#### Exercise aim:
Repeat the listing exactly. Any picture in it should be left out of the copy.
[Materials provided — start]
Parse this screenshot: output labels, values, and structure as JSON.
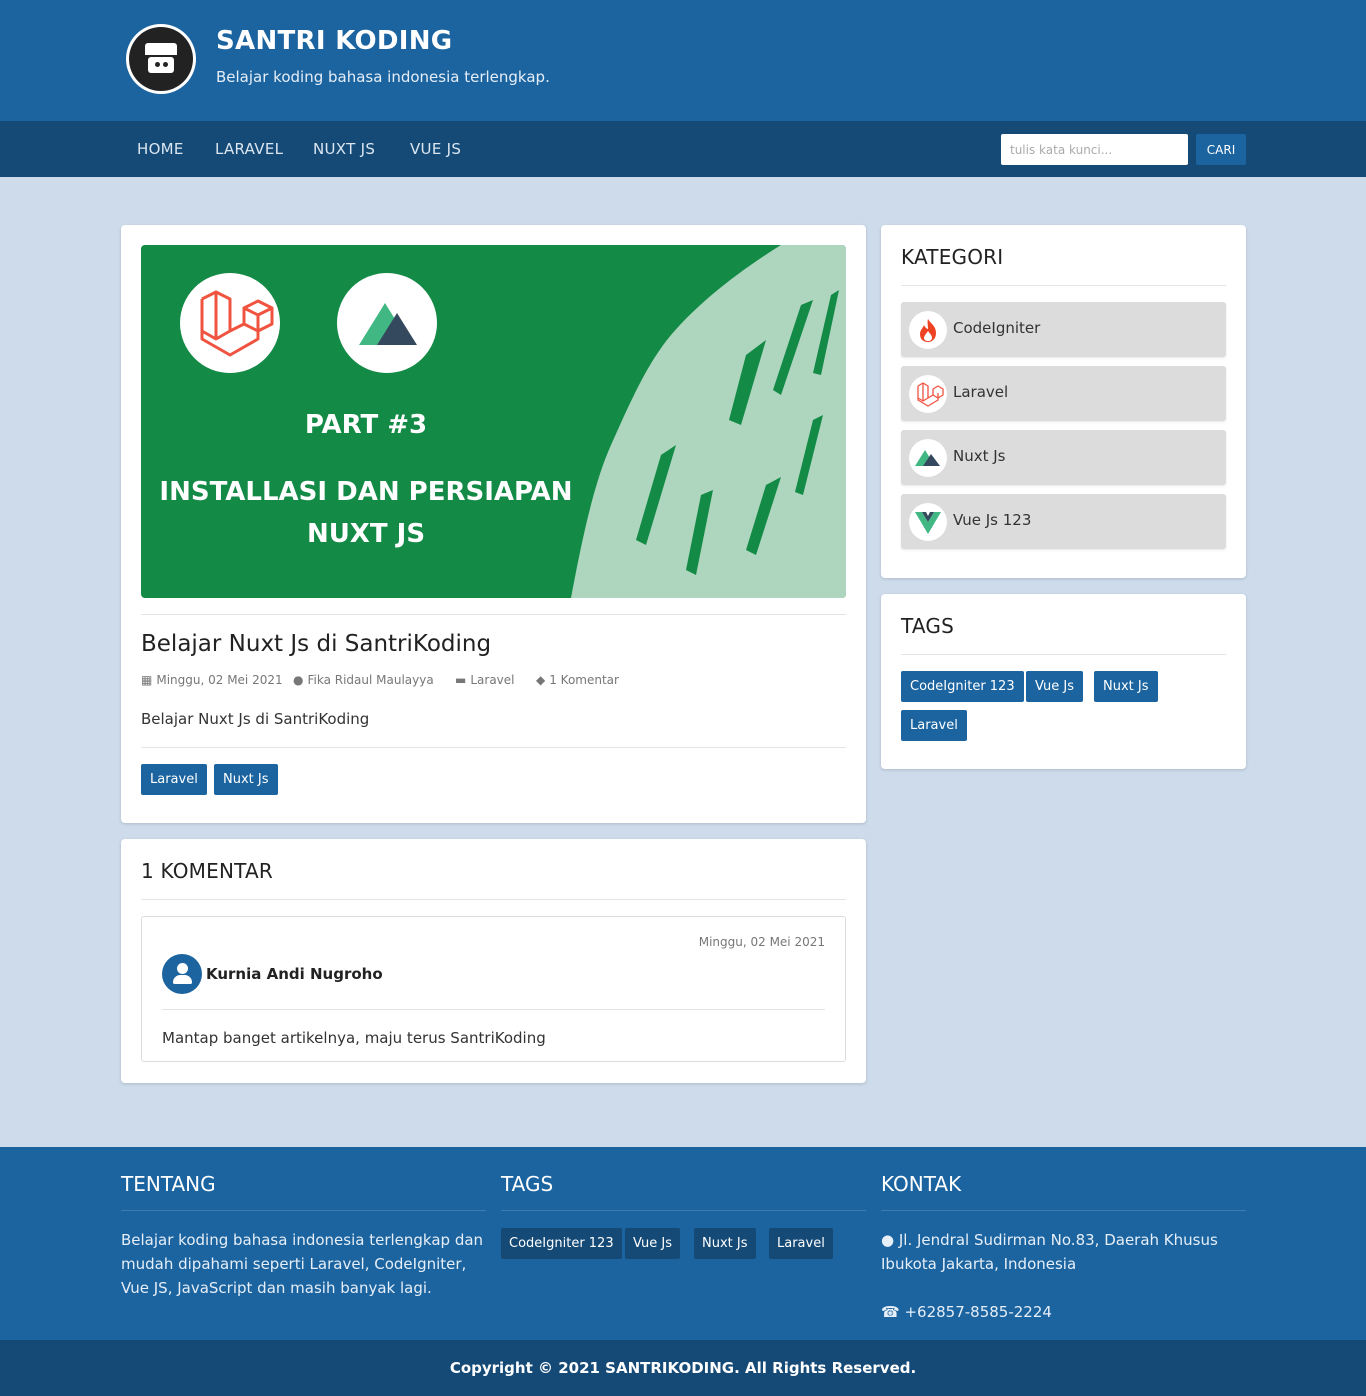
{
  "header": {
    "site_title": "SANTRI KODING",
    "tagline": "Belajar koding bahasa indonesia terlengkap."
  },
  "nav": {
    "items": [
      "HOME",
      "LARAVEL",
      "NUXT JS",
      "VUE JS"
    ],
    "search_placeholder": "tulis kata kunci...",
    "search_button": "CARI"
  },
  "post": {
    "hero": {
      "part": "PART #3",
      "line1": "INSTALLASI DAN PERSIAPAN",
      "line2": "NUXT JS",
      "colors": {
        "green": "#138a45",
        "mint": "#aed6bf"
      }
    },
    "title": "Belajar Nuxt Js di SantriKoding",
    "date": "Minggu, 02 Mei 2021",
    "author": "Fika Ridaul Maulayya",
    "category": "Laravel",
    "comments_count": "1 Komentar",
    "excerpt": "Belajar Nuxt Js di SantriKoding",
    "tags": [
      "Laravel",
      "Nuxt Js"
    ]
  },
  "comments": {
    "title": "1 KOMENTAR",
    "items": [
      {
        "date": "Minggu, 02 Mei 2021",
        "author": "Kurnia Andi Nugroho",
        "text": "Mantap banget artikelnya, maju terus SantriKoding"
      }
    ]
  },
  "sidebar": {
    "kategori_title": "KATEGORI",
    "kategori": [
      {
        "label": "CodeIgniter",
        "icon": "codeigniter-icon"
      },
      {
        "label": "Laravel",
        "icon": "laravel-icon"
      },
      {
        "label": "Nuxt Js",
        "icon": "nuxt-icon"
      },
      {
        "label": "Vue Js 123",
        "icon": "vue-icon"
      }
    ],
    "tags_title": "TAGS",
    "tags": [
      "CodeIgniter 123",
      "Vue Js",
      "Nuxt Js",
      "Laravel"
    ]
  },
  "footer": {
    "tentang_title": "TENTANG",
    "tentang_line1": "Belajar koding bahasa indonesia terlengkap dan",
    "tentang_line2": "mudah dipahami seperti Laravel, CodeIgniter,",
    "tentang_line3": "Vue JS, JavaScript dan masih banyak lagi.",
    "tags_title": "TAGS",
    "tags": [
      "CodeIgniter 123",
      "Vue Js",
      "Nuxt Js",
      "Laravel"
    ],
    "kontak_title": "KONTAK",
    "address_line1": "Jl. Jendral Sudirman No.83, Daerah Khusus",
    "address_line2": "Ibukota Jakarta, Indonesia",
    "phone": "+62857-8585-2224",
    "copyright": "Copyright © 2021 SANTRIKODING. All Rights Reserved."
  },
  "colors": {
    "primary": "#1b64a0",
    "primary_dark": "#154a77",
    "page_bg": "#cddbeb"
  }
}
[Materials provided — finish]
#### Task output:
Parse this screenshot: output labels, values, and structure as JSON.
{
  "header": {
    "site_title": "SANTRI KODING",
    "tagline": "Belajar koding bahasa indonesia terlengkap."
  },
  "nav": {
    "items": [
      "HOME",
      "LARAVEL",
      "NUXT JS",
      "VUE JS"
    ],
    "search_placeholder": "tulis kata kunci...",
    "search_button": "CARI"
  },
  "post": {
    "hero": {
      "part": "PART #3",
      "line1": "INSTALLASI DAN PERSIAPAN",
      "line2": "NUXT JS",
      "colors": {
        "green": "#138a45",
        "mint": "#aed6bf"
      }
    },
    "title": "Belajar Nuxt Js di SantriKoding",
    "date": "Minggu, 02 Mei 2021",
    "author": "Fika Ridaul Maulayya",
    "category": "Laravel",
    "comments_count": "1 Komentar",
    "excerpt": "Belajar Nuxt Js di SantriKoding",
    "tags": [
      "Laravel",
      "Nuxt Js"
    ]
  },
  "comments": {
    "title": "1 KOMENTAR",
    "items": [
      {
        "date": "Minggu, 02 Mei 2021",
        "author": "Kurnia Andi Nugroho",
        "text": "Mantap banget artikelnya, maju terus SantriKoding"
      }
    ]
  },
  "sidebar": {
    "kategori_title": "KATEGORI",
    "kategori": [
      {
        "label": "CodeIgniter",
        "icon": "codeigniter-icon"
      },
      {
        "label": "Laravel",
        "icon": "laravel-icon"
      },
      {
        "label": "Nuxt Js",
        "icon": "nuxt-icon"
      },
      {
        "label": "Vue Js 123",
        "icon": "vue-icon"
      }
    ],
    "tags_title": "TAGS",
    "tags": [
      "CodeIgniter 123",
      "Vue Js",
      "Nuxt Js",
      "Laravel"
    ]
  },
  "footer": {
    "tentang_title": "TENTANG",
    "tentang_line1": "Belajar koding bahasa indonesia terlengkap dan",
    "tentang_line2": "mudah dipahami seperti Laravel, CodeIgniter,",
    "tentang_line3": "Vue JS, JavaScript dan masih banyak lagi.",
    "tags_title": "TAGS",
    "tags": [
      "CodeIgniter 123",
      "Vue Js",
      "Nuxt Js",
      "Laravel"
    ],
    "kontak_title": "KONTAK",
    "address_line1": "Jl. Jendral Sudirman No.83, Daerah Khusus",
    "address_line2": "Ibukota Jakarta, Indonesia",
    "phone": "+62857-8585-2224",
    "copyright": "Copyright © 2021 SANTRIKODING. All Rights Reserved."
  },
  "colors": {
    "primary": "#1b64a0",
    "primary_dark": "#154a77",
    "page_bg": "#cddbeb"
  }
}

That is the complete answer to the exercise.